    Really well made tutorial =)
    (we should made maybe some more?)
    ( who knows =) )

    PS: did You see variations Francis Ow made from this discover of mine? ๐Ÿ‘€
    (collected them into one flickr gallery)
    https://www.flickr.com/photos/photo_amami/galleries/72157681928728284/

  9. How does he make it look so easy, mine looks like a woman who was just beaten up by her own child and she is depressed.

  10. Hey guys, hope all of you are doing well!
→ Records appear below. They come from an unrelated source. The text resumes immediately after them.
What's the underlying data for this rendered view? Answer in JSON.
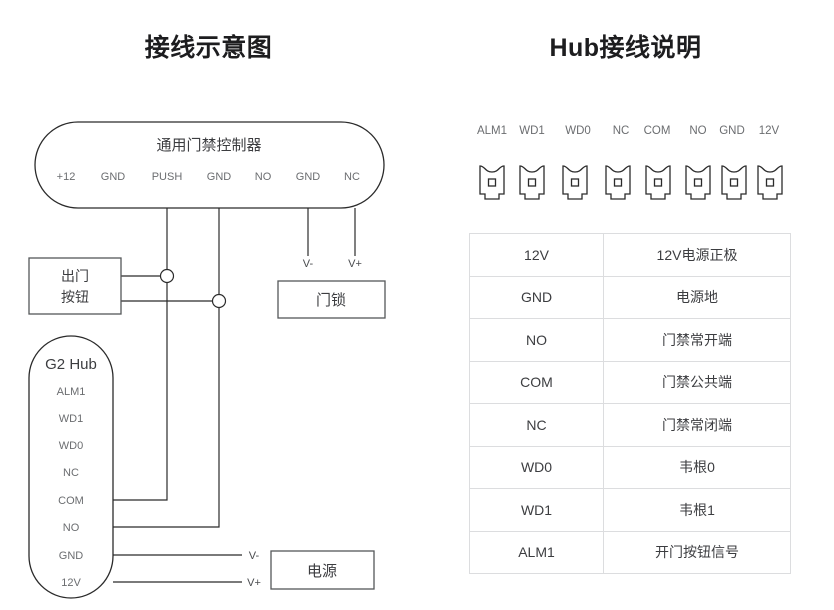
{
  "panels": {
    "left": {
      "title": "接线示意图"
    },
    "right": {
      "title": "Hub接线说明"
    }
  },
  "controller": {
    "name": "通用门禁控制器",
    "pins": [
      "+12",
      "GND",
      "PUSH",
      "GND",
      "NO",
      "GND",
      "NC"
    ]
  },
  "hub": {
    "name": "G2 Hub",
    "pins": [
      "ALM1",
      "WD1",
      "WD0",
      "NC",
      "COM",
      "NO",
      "GND",
      "12V"
    ]
  },
  "devices": {
    "exit_button": {
      "line1": "出门",
      "line2": "按钮"
    },
    "door_lock": {
      "name": "门锁",
      "neg": "V-",
      "pos": "V+"
    },
    "power_supply": {
      "name": "电源",
      "neg": "V-",
      "pos": "V+"
    }
  },
  "lock_wire_labels": {
    "neg": "V-",
    "pos": "V+"
  },
  "terminals": {
    "labels": [
      "ALM1",
      "WD1",
      "WD0",
      "NC",
      "COM",
      "NO",
      "GND",
      "12V"
    ],
    "icon": "terminal-connector-icon"
  },
  "table": {
    "rows": [
      {
        "signal": "12V",
        "desc": "12V电源正极"
      },
      {
        "signal": "GND",
        "desc": "电源地"
      },
      {
        "signal": "NO",
        "desc": "门禁常开端"
      },
      {
        "signal": "COM",
        "desc": "门禁公共端"
      },
      {
        "signal": "NC",
        "desc": "门禁常闭端"
      },
      {
        "signal": "WD0",
        "desc": "韦根0"
      },
      {
        "signal": "WD1",
        "desc": "韦根1"
      },
      {
        "signal": "ALM1",
        "desc": "开门按钮信号"
      }
    ]
  },
  "colors": {
    "background": "#ffffff",
    "title": "#1d1d1f",
    "wire": "#2b2b2b",
    "label": "#6b6d70",
    "table_border": "#dcdddf",
    "table_text": "#3c3d40"
  }
}
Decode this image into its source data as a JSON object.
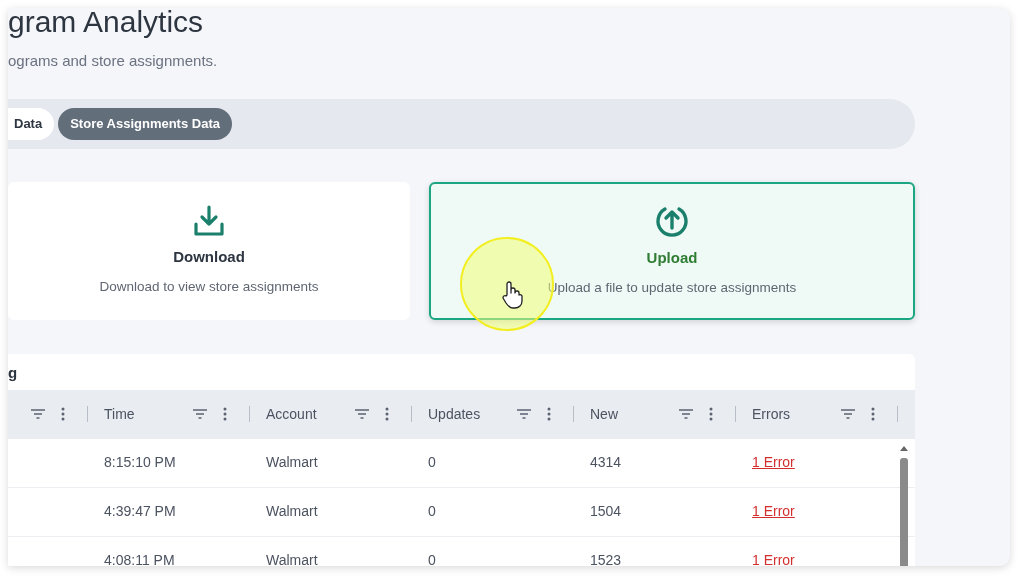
{
  "page": {
    "title": "gram Analytics",
    "subtitle": "ograms and store assignments."
  },
  "tabs": [
    {
      "label": "Data",
      "selected": false
    },
    {
      "label": "Store Assignments Data",
      "selected": true
    }
  ],
  "actions": [
    {
      "kind": "download",
      "title": "Download",
      "description": "Download to view store assignments",
      "selected": false
    },
    {
      "kind": "upload",
      "title": "Upload",
      "description": "Upload a file to update store assignments",
      "selected": true
    }
  ],
  "table": {
    "title": "g",
    "columns": [
      {
        "kind": "text",
        "label": "Time"
      },
      {
        "kind": "text",
        "label": "Account"
      },
      {
        "kind": "text",
        "label": "Updates"
      },
      {
        "kind": "text",
        "label": "New"
      },
      {
        "kind": "link",
        "label": "Errors"
      }
    ],
    "rows": [
      {
        "cells": [
          "8:15:10 PM",
          "Walmart",
          "0",
          "4314",
          "1 Error"
        ]
      },
      {
        "cells": [
          "4:39:47 PM",
          "Walmart",
          "0",
          "1504",
          "1 Error"
        ]
      },
      {
        "cells": [
          "4:08:11 PM",
          "Walmart",
          "0",
          "1523",
          "1 Error"
        ]
      }
    ]
  }
}
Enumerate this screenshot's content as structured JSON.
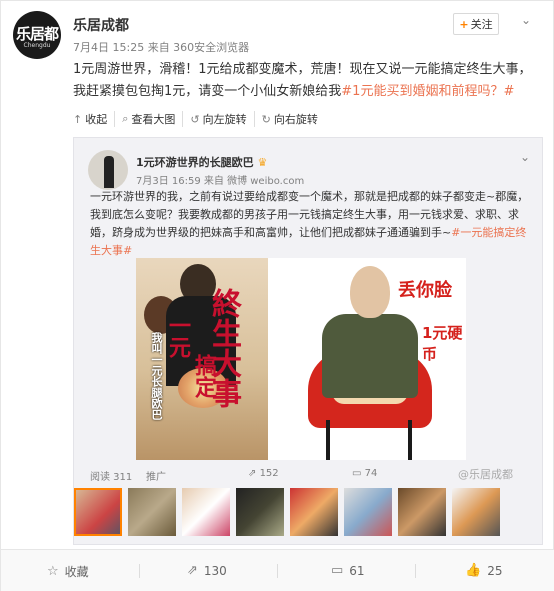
{
  "post": {
    "avatar_text": "乐居都",
    "avatar_sub": "Chengdu",
    "username": "乐居成都",
    "meta": "7月4日 15:25 来自 360安全浏览器",
    "follow_label": "关注",
    "text_plain": "1元周游世界，滑稽！1元给成都变魔术，荒唐！现在又说一元能搞定终生大事，我赶紧摸包包掏1元，请变一个小仙女新娘给我",
    "text_tag": "#1元能买到婚姻和前程吗？#"
  },
  "media_toolbar": {
    "items": [
      {
        "icon": "collapse-icon",
        "label": "收起"
      },
      {
        "icon": "zoom-icon",
        "label": "查看大图"
      },
      {
        "icon": "rotate-left-icon",
        "label": "向左旋转"
      },
      {
        "icon": "rotate-right-icon",
        "label": "向右旋转"
      }
    ]
  },
  "repost": {
    "name": "1元环游世界的长腿欧巴",
    "meta": "7月3日 16:59 来自 微博 weibo.com",
    "text_plain": "一元环游世界的我，之前有说过要给成都变一个魔术，那就是把成都的妹子都变走~郡魔，我到底怎么变呢？我要教成都的男孩子用一元钱搞定终生大事，用一元钱求爱、求职、求婚，跻身成为世界级的把妹高手和高富帅，让他们把成都妹子通通骗到手~",
    "text_tag": "#一元能搞定终生大事#",
    "image_caption1": "丢你脸",
    "image_caption2": "1元硬币",
    "poster_title": "終生大事",
    "poster_small1": "一元",
    "poster_small2": "搞定",
    "poster_scroll": "我叫一元长腿欧巴",
    "reads": "阅读 311",
    "promo": "推广",
    "forwards": "152",
    "comments": "74",
    "watermark": "@乐居成都"
  },
  "footer": {
    "favorite": "收藏",
    "forward": "130",
    "comment": "61",
    "like": "25"
  },
  "colors": {
    "accent": "#ff8200",
    "hashtag": "#eb7350",
    "caption_red": "#d5211c"
  }
}
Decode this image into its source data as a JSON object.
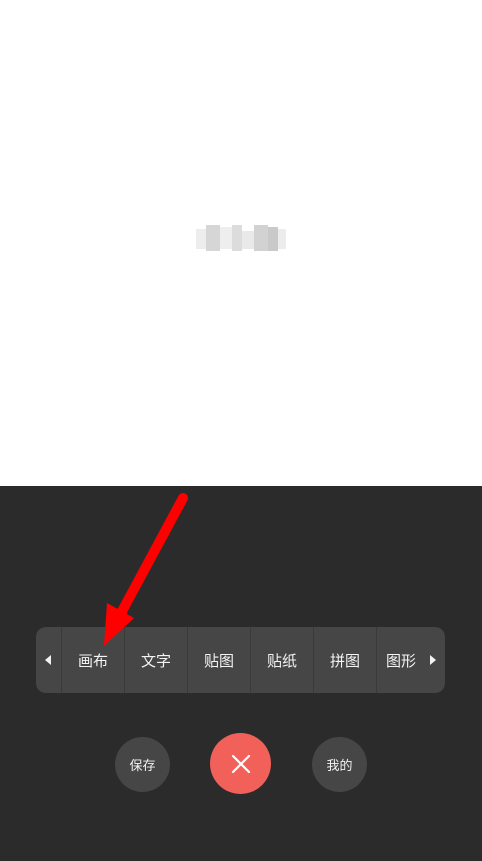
{
  "toolbar": {
    "tabs": [
      {
        "label": "画布"
      },
      {
        "label": "文字"
      },
      {
        "label": "贴图"
      },
      {
        "label": "贴纸"
      },
      {
        "label": "拼图"
      },
      {
        "label": "图形"
      }
    ]
  },
  "actions": {
    "save_label": "保存",
    "mine_label": "我的"
  },
  "colors": {
    "panel_bg": "#2b2b2b",
    "toolbar_bg": "#464646",
    "close_button": "#f1615a",
    "annotation_arrow": "#ff0000"
  }
}
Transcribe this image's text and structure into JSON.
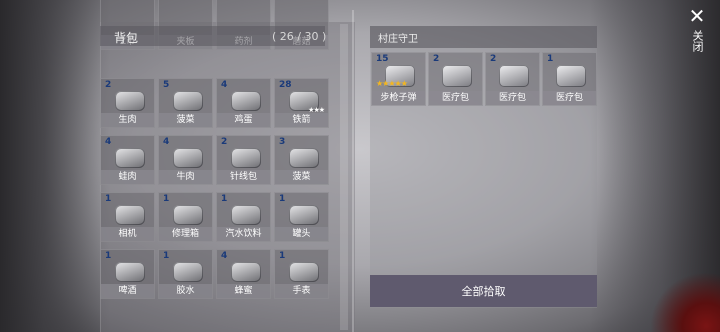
{
  "backpack": {
    "title": "背包",
    "count": "( 26 / 30 )",
    "partial_row": [
      "Z币",
      "夹板",
      "药剂",
      "蘑菇"
    ],
    "items": [
      {
        "num": "2",
        "label": "生肉",
        "icon": "raw-meat-icon"
      },
      {
        "num": "5",
        "label": "菠菜",
        "icon": "spinach-icon"
      },
      {
        "num": "4",
        "label": "鸡蛋",
        "icon": "egg-icon"
      },
      {
        "num": "28",
        "label": "铁箭",
        "icon": "iron-arrow-icon",
        "stars": "★★★"
      },
      {
        "num": "4",
        "label": "蛙肉",
        "icon": "frog-meat-icon"
      },
      {
        "num": "4",
        "label": "牛肉",
        "icon": "beef-icon"
      },
      {
        "num": "2",
        "label": "针线包",
        "icon": "sewing-kit-icon"
      },
      {
        "num": "3",
        "label": "菠菜",
        "icon": "spinach-icon"
      },
      {
        "num": "1",
        "label": "相机",
        "icon": "camera-icon"
      },
      {
        "num": "1",
        "label": "修理箱",
        "icon": "repair-kit-icon"
      },
      {
        "num": "1",
        "label": "汽水饮料",
        "icon": "soda-icon"
      },
      {
        "num": "1",
        "label": "罐头",
        "icon": "can-icon"
      },
      {
        "num": "1",
        "label": "啤酒",
        "icon": "beer-icon"
      },
      {
        "num": "1",
        "label": "胶水",
        "icon": "glue-icon"
      },
      {
        "num": "4",
        "label": "蜂蜜",
        "icon": "honey-icon"
      },
      {
        "num": "1",
        "label": "手表",
        "icon": "watch-icon"
      }
    ]
  },
  "loot": {
    "title": "村庄守卫",
    "items": [
      {
        "num": "15",
        "label": "步枪子弹",
        "icon": "rifle-bullets-icon",
        "stars": "★★★★★"
      },
      {
        "num": "2",
        "label": "医疗包",
        "icon": "medkit-icon"
      },
      {
        "num": "2",
        "label": "医疗包",
        "icon": "medkit-icon"
      },
      {
        "num": "1",
        "label": "医疗包",
        "icon": "medkit-icon"
      }
    ],
    "pickup_all": "全部拾取"
  },
  "close": {
    "label": "关闭",
    "glyph": "✕"
  }
}
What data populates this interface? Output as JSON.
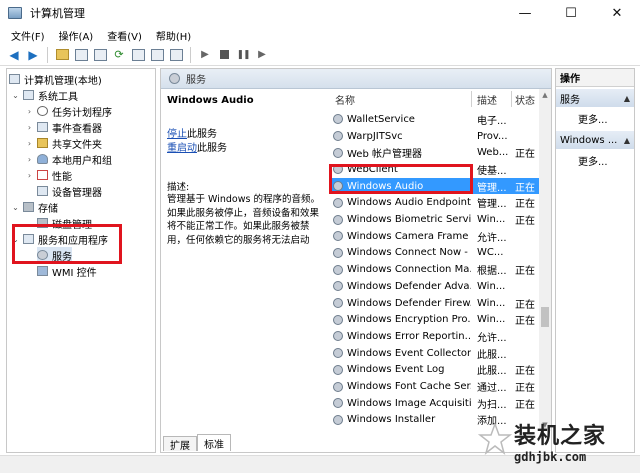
{
  "window": {
    "title": "计算机管理",
    "minimize": "—",
    "maximize": "☐",
    "close": "✕"
  },
  "menu": [
    "文件(F)",
    "操作(A)",
    "查看(V)",
    "帮助(H)"
  ],
  "tree": {
    "root": "计算机管理(本地)",
    "system_tools": "系统工具",
    "task_scheduler": "任务计划程序",
    "event_viewer": "事件查看器",
    "shared_folders": "共享文件夹",
    "local_users": "本地用户和组",
    "performance": "性能",
    "device_manager": "设备管理器",
    "storage": "存储",
    "disk_management": "磁盘管理",
    "services_apps": "服务和应用程序",
    "services": "服务",
    "wmi": "WMI 控件"
  },
  "middle": {
    "header": "服务",
    "selected_name": "Windows Audio",
    "stop_link": "停止",
    "stop_suffix": "此服务",
    "restart_link": "重启动",
    "restart_suffix": "此服务",
    "desc_label": "描述:",
    "desc_text": "管理基于 Windows 的程序的音频。如果此服务被停止，音频设备和效果将不能正常工作。如果此服务被禁用，任何依赖它的服务将无法启动",
    "columns": {
      "name": "名称",
      "desc": "描述",
      "status": "状态"
    },
    "tabs": [
      "扩展",
      "标准"
    ]
  },
  "services": [
    {
      "name": "WalletService",
      "desc": "电子...",
      "status": ""
    },
    {
      "name": "WarpJITSvc",
      "desc": "Prov...",
      "status": ""
    },
    {
      "name": "Web 帐户管理器",
      "desc": "Web...",
      "status": "正在"
    },
    {
      "name": "WebClient",
      "desc": "使基...",
      "status": ""
    },
    {
      "name": "Windows Audio",
      "desc": "管理...",
      "status": "正在"
    },
    {
      "name": "Windows Audio Endpoint...",
      "desc": "管理...",
      "status": "正在"
    },
    {
      "name": "Windows Biometric Servi...",
      "desc": "Win...",
      "status": "正在"
    },
    {
      "name": "Windows Camera Frame ...",
      "desc": "允许...",
      "status": ""
    },
    {
      "name": "Windows Connect Now - ...",
      "desc": "WC...",
      "status": ""
    },
    {
      "name": "Windows Connection Ma...",
      "desc": "根据...",
      "status": "正在"
    },
    {
      "name": "Windows Defender Adva...",
      "desc": "Win...",
      "status": ""
    },
    {
      "name": "Windows Defender Firew...",
      "desc": "Win...",
      "status": "正在"
    },
    {
      "name": "Windows Encryption Pro...",
      "desc": "Win...",
      "status": "正在"
    },
    {
      "name": "Windows Error Reportin...",
      "desc": "允许...",
      "status": ""
    },
    {
      "name": "Windows Event Collector",
      "desc": "此服...",
      "status": ""
    },
    {
      "name": "Windows Event Log",
      "desc": "此服...",
      "status": "正在"
    },
    {
      "name": "Windows Font Cache Ser...",
      "desc": "通过...",
      "status": "正在"
    },
    {
      "name": "Windows Image Acquisiti...",
      "desc": "为扫...",
      "status": "正在"
    },
    {
      "name": "Windows Installer",
      "desc": "添加...",
      "status": ""
    }
  ],
  "actions": {
    "header": "操作",
    "group1": "服务",
    "group2": "Windows ...",
    "more": "更多..."
  },
  "watermark": {
    "cn": "装机之家",
    "url": "gdhjbk.com"
  },
  "colors": {
    "selection": "#3399ff",
    "highlight": "#e0141e",
    "link": "#1a4fb4"
  }
}
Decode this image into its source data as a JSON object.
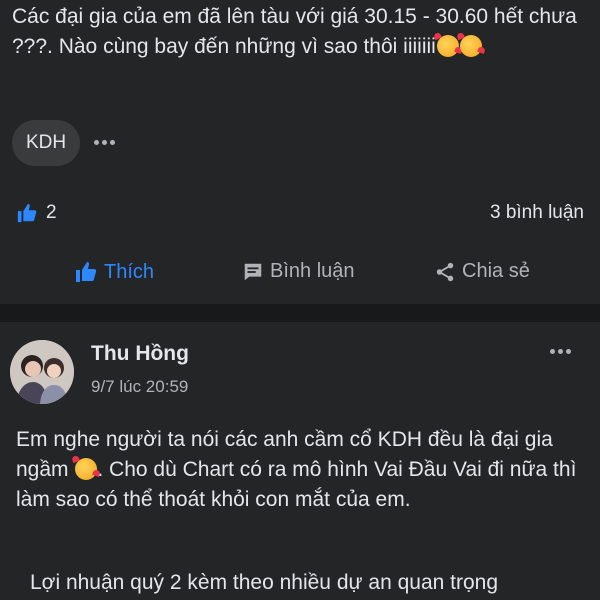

I just created a YouTube channel and I would really appreciate it if any of you guys could go check it out and maybe give me some support and feedback on stuff I could improve on. I'm hoping to get as good as EzOrigami ๐Ÿ™‚ Great vid, btw!

  11. Excelente su tutorial aunque no se su idioma me fue fรกcil seguirlo, muchisimas gracias por enseรฑar , felicitaciones.

Leave a Reply

Your email address will not be published. Required fields are marked *